→ **Task inputs**:

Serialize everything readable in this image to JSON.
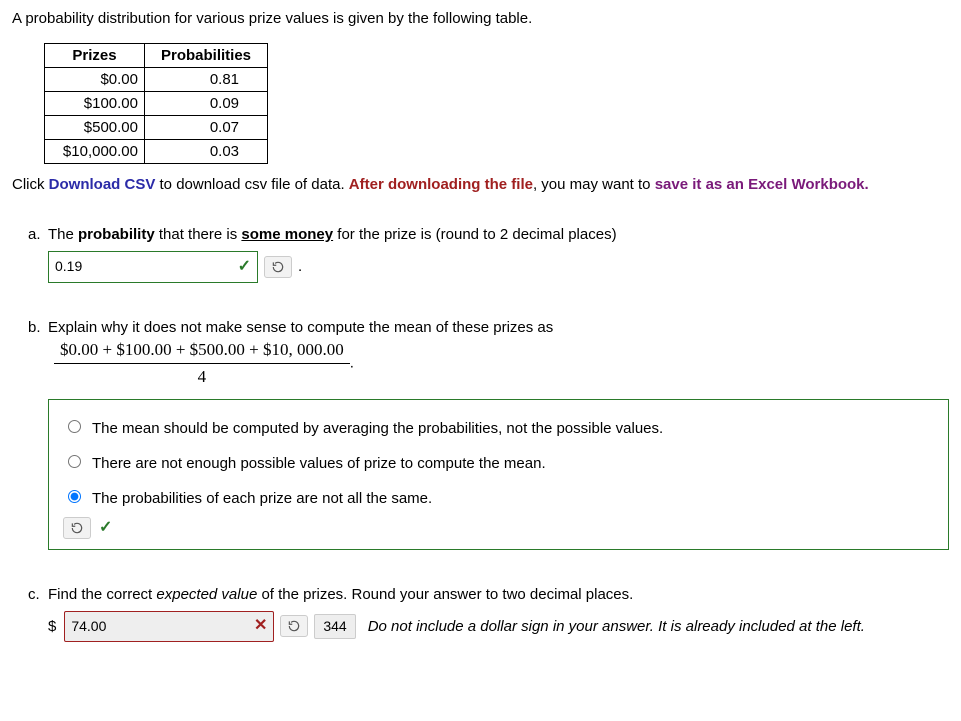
{
  "intro": "A probability distribution for various prize values is given by the following table.",
  "table": {
    "headers": [
      "Prizes",
      "Probabilities"
    ],
    "rows": [
      {
        "prize": "$0.00",
        "prob": "0.81"
      },
      {
        "prize": "$100.00",
        "prob": "0.09"
      },
      {
        "prize": "$500.00",
        "prob": "0.07"
      },
      {
        "prize": "$10,000.00",
        "prob": "0.03"
      }
    ]
  },
  "download": {
    "pre": "Click ",
    "link": "Download CSV",
    "mid": " to download csv file of data. ",
    "after": "After downloading the file",
    "tail1": ", you may want to ",
    "tail2": "save it as an Excel Workbook.",
    "period": ""
  },
  "qA": {
    "marker": "a.",
    "text1": "The ",
    "bold1": "probability",
    "text2": " that there is ",
    "underline": "some money",
    "text3": " for the prize is (round to 2 decimal places)",
    "answer": "0.19",
    "trailing": "."
  },
  "qB": {
    "marker": "b.",
    "lead": "Explain why it does not make sense to compute the mean of these prizes as",
    "numerator": "$0.00 + $100.00 + $500.00 + $10, 000.00",
    "denominator": "4",
    "frac_period": ".",
    "options": [
      "The mean should be computed by averaging the probabilities, not the possible values.",
      "There are not enough possible values of prize to compute the mean.",
      "The probabilities of each prize are not all the same."
    ],
    "selected": 2
  },
  "qC": {
    "marker": "c.",
    "lead1": "Find the correct ",
    "em": "expected value",
    "lead2": " of the prizes. Round your answer to two decimal places.",
    "dollar": "$",
    "answer": "74.00",
    "correct": "344",
    "hint": "Do not include a dollar sign in your answer. It is already included at the left."
  },
  "icons": {
    "check": "✓",
    "cross": "✕"
  }
}
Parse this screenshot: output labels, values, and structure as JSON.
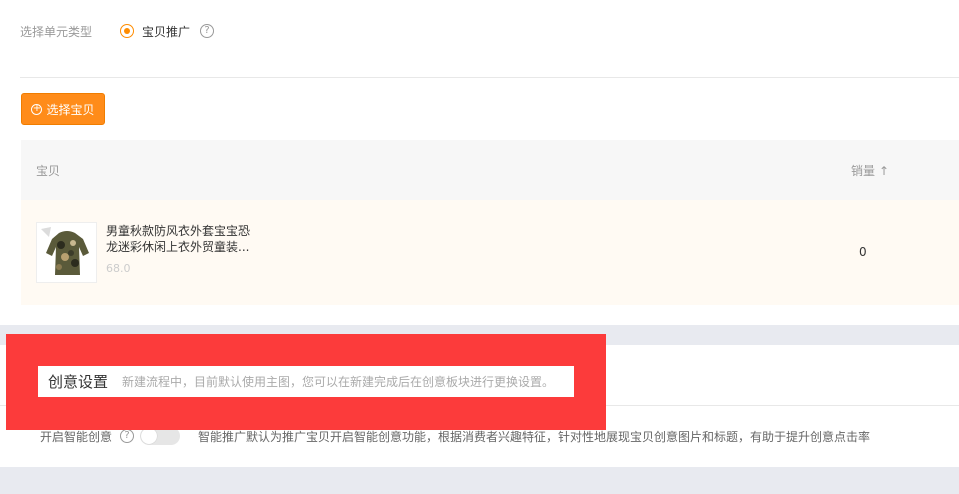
{
  "unit_type": {
    "label": "选择单元类型",
    "option_label": "宝贝推广",
    "help_icon": "question-circle-icon"
  },
  "select_button": {
    "label": "选择宝贝",
    "icon": "plus-circle-icon"
  },
  "table": {
    "headers": {
      "item": "宝贝",
      "sales": "销量",
      "sort_icon": "↑"
    },
    "rows": [
      {
        "title_line1": "男童秋款防风衣外套宝宝恐",
        "title_line2": "龙迷彩休闲上衣外贸童装...",
        "price": "68.0",
        "sales": "0"
      }
    ]
  },
  "creative": {
    "title": "创意设置",
    "description": "新建流程中，目前默认使用主图，您可以在新建完成后在创意板块进行更换设置。"
  },
  "smart_creative": {
    "label": "开启智能创意",
    "help_icon": "question-circle-icon",
    "enabled": false,
    "description": "智能推广默认为推广宝贝开启智能创意功能，根据消费者兴趣特征，针对性地展现宝贝创意图片和标题，有助于提升创意点击率"
  },
  "colors": {
    "accent": "#ff8c1a",
    "overlay_red": "#fc3b3b",
    "row_highlight": "#fffaf3"
  }
}
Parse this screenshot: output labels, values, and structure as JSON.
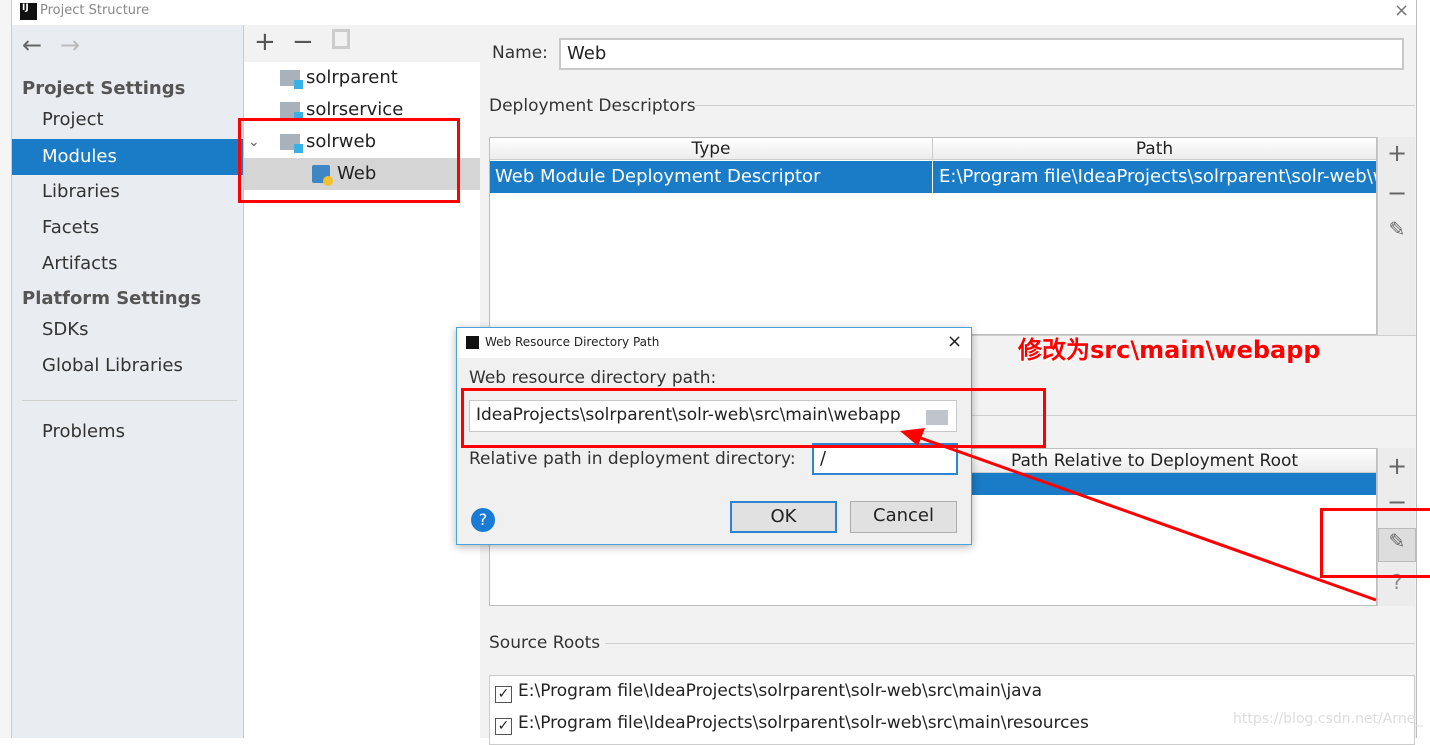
{
  "window": {
    "title": "Project Structure",
    "logo": "IJ"
  },
  "sidebar": {
    "back_icon": "arrow-left",
    "forward_icon": "arrow-right",
    "project_settings": "Project Settings",
    "items": [
      {
        "label": "Project"
      },
      {
        "label": "Modules"
      },
      {
        "label": "Libraries"
      },
      {
        "label": "Facets"
      },
      {
        "label": "Artifacts"
      }
    ],
    "platform_settings": "Platform Settings",
    "platform_items": [
      {
        "label": "SDKs"
      },
      {
        "label": "Global Libraries"
      }
    ],
    "problems": "Problems",
    "selected": "Modules"
  },
  "tree": {
    "toolbar": [
      "plus-icon",
      "minus-icon",
      "copy-icon"
    ],
    "nodes": [
      {
        "label": "solrparent"
      },
      {
        "label": "solrservice"
      },
      {
        "label": "solrweb"
      },
      {
        "label": "Web"
      }
    ],
    "selected": "Web"
  },
  "detail": {
    "name_label": "Name:",
    "name_value": "Web",
    "deployment_descriptors": "Deployment Descriptors",
    "dd_columns": [
      "Type",
      "Path"
    ],
    "dd_rows": [
      {
        "type": "Web Module Deployment Descriptor",
        "path": "E:\\Program file\\IdeaProjects\\solrparent\\solr-web\\w"
      }
    ],
    "web_roots_column": "Path Relative to Deployment Root",
    "source_roots": "Source Roots",
    "source_root_items": [
      {
        "path": "E:\\Program file\\IdeaProjects\\solrparent\\solr-web\\src\\main\\java",
        "checked": true
      },
      {
        "path": "E:\\Program file\\IdeaProjects\\solrparent\\solr-web\\src\\main\\resources",
        "checked": true
      }
    ]
  },
  "dialog": {
    "title": "Web Resource Directory Path",
    "path_label": "Web resource directory path:",
    "path_value": "IdeaProjects\\solrparent\\solr-web\\src\\main\\webapp",
    "relative_label": "Relative path in deployment directory:",
    "relative_value": "/",
    "ok": "OK",
    "cancel": "Cancel",
    "help": "?"
  },
  "annotation": {
    "text": "修改为src\\main\\webapp",
    "color": "#ff0000"
  },
  "watermark": "https://blog.csdn.net/Arne_",
  "colors": {
    "selection": "#1a7bc6",
    "annotation": "#ff0000"
  }
}
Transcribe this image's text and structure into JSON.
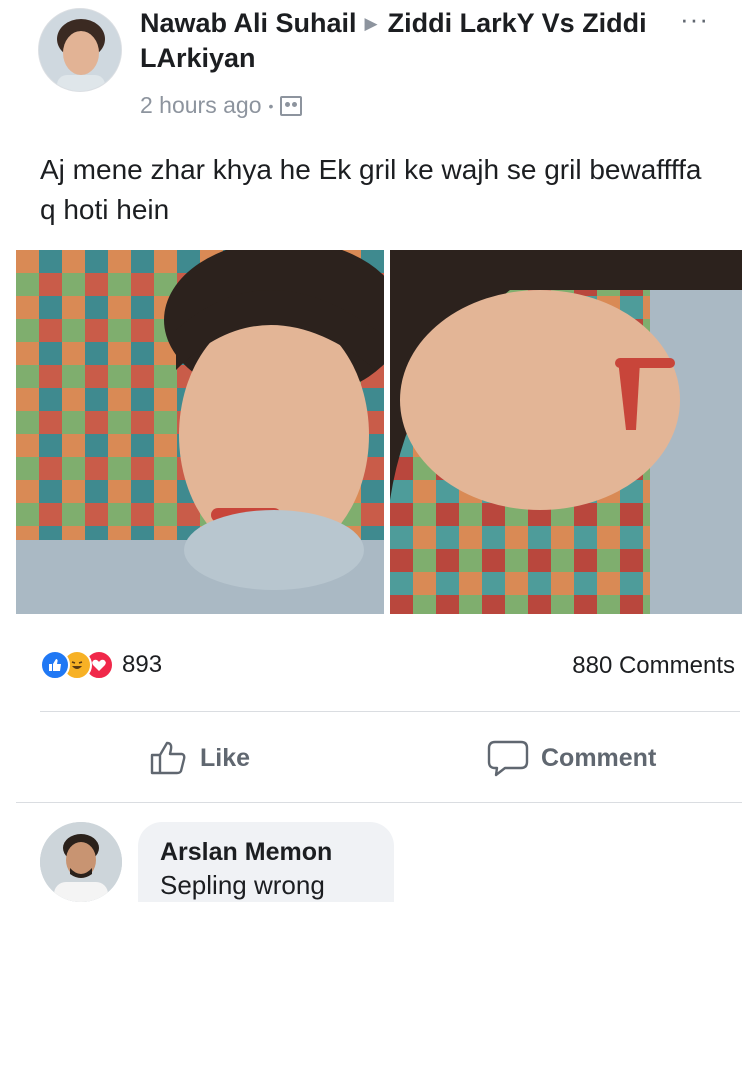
{
  "post": {
    "author": "Nawab Ali Suhail",
    "group": "Ziddi LarkY Vs Ziddi LArkiyan",
    "time": "2 hours ago",
    "separator": "•",
    "text": "Aj mene zhar khya he Ek gril ke wajh se gril bewaffffa q hoti hein",
    "more_icon": "more-dots-icon",
    "audience_icon": "group-audience-icon"
  },
  "reactions": {
    "count": "893",
    "icons": [
      "like-reaction-icon",
      "haha-reaction-icon",
      "love-reaction-icon"
    ],
    "comments_count": "880 Comments"
  },
  "actions": {
    "like_label": "Like",
    "comment_label": "Comment"
  },
  "comment": {
    "author": "Arslan Memon",
    "text": "Sepling wrong"
  },
  "colors": {
    "text": "#1c1e21",
    "muted": "#8d949e",
    "like_blue": "#2078f4",
    "love_red": "#f0284a",
    "haha_yellow": "#f7b125",
    "bubble_bg": "#f0f2f5"
  }
}
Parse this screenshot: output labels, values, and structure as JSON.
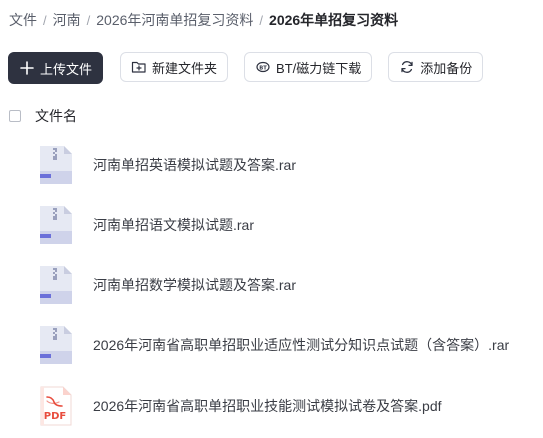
{
  "breadcrumb": [
    "文件",
    "河南",
    "2026年河南单招复习资料",
    "2026年单招复习资料"
  ],
  "toolbar": {
    "upload_label": "上传文件",
    "new_folder_label": "新建文件夹",
    "bt_label": "BT/磁力链下载",
    "backup_label": "添加备份"
  },
  "list_header": {
    "name_label": "文件名"
  },
  "files": [
    {
      "name": "河南单招英语模拟试题及答案.rar",
      "type": "rar"
    },
    {
      "name": "河南单招语文模拟试题.rar",
      "type": "rar"
    },
    {
      "name": "河南单招数学模拟试题及答案.rar",
      "type": "rar"
    },
    {
      "name": "2026年河南省高职单招职业适应性测试分知识点试题（含答案）.rar",
      "type": "rar"
    },
    {
      "name": "2026年河南省高职单招职业技能测试模拟试卷及答案.pdf",
      "type": "pdf",
      "badge": "PDF"
    }
  ],
  "colors": {
    "primary_button": "#2e3240",
    "pdf_accent": "#e84c3d",
    "archive_accent": "#6b70d9"
  }
}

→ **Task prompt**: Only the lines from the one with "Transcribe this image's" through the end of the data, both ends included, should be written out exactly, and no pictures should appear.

→ **Expected answer**:
Transcribe this image's text and structure into JSON.
{
  "post": {
    "author": "Nawab Ali Suhail",
    "group": "Ziddi LarkY Vs Ziddi LArkiyan",
    "time": "2 hours ago",
    "separator": "•",
    "text": "Aj mene zhar khya he Ek gril ke wajh se gril bewaffffa q hoti hein",
    "more_icon": "more-dots-icon",
    "audience_icon": "group-audience-icon"
  },
  "reactions": {
    "count": "893",
    "icons": [
      "like-reaction-icon",
      "haha-reaction-icon",
      "love-reaction-icon"
    ],
    "comments_count": "880 Comments"
  },
  "actions": {
    "like_label": "Like",
    "comment_label": "Comment"
  },
  "comment": {
    "author": "Arslan Memon",
    "text": "Sepling wrong"
  },
  "colors": {
    "text": "#1c1e21",
    "muted": "#8d949e",
    "like_blue": "#2078f4",
    "love_red": "#f0284a",
    "haha_yellow": "#f7b125",
    "bubble_bg": "#f0f2f5"
  }
}
Parse this screenshot: output labels, values, and structure as JSON.
{
  "breadcrumb": [
    "文件",
    "河南",
    "2026年河南单招复习资料",
    "2026年单招复习资料"
  ],
  "toolbar": {
    "upload_label": "上传文件",
    "new_folder_label": "新建文件夹",
    "bt_label": "BT/磁力链下载",
    "backup_label": "添加备份"
  },
  "list_header": {
    "name_label": "文件名"
  },
  "files": [
    {
      "name": "河南单招英语模拟试题及答案.rar",
      "type": "rar"
    },
    {
      "name": "河南单招语文模拟试题.rar",
      "type": "rar"
    },
    {
      "name": "河南单招数学模拟试题及答案.rar",
      "type": "rar"
    },
    {
      "name": "2026年河南省高职单招职业适应性测试分知识点试题（含答案）.rar",
      "type": "rar"
    },
    {
      "name": "2026年河南省高职单招职业技能测试模拟试卷及答案.pdf",
      "type": "pdf",
      "badge": "PDF"
    }
  ],
  "colors": {
    "primary_button": "#2e3240",
    "pdf_accent": "#e84c3d",
    "archive_accent": "#6b70d9"
  }
}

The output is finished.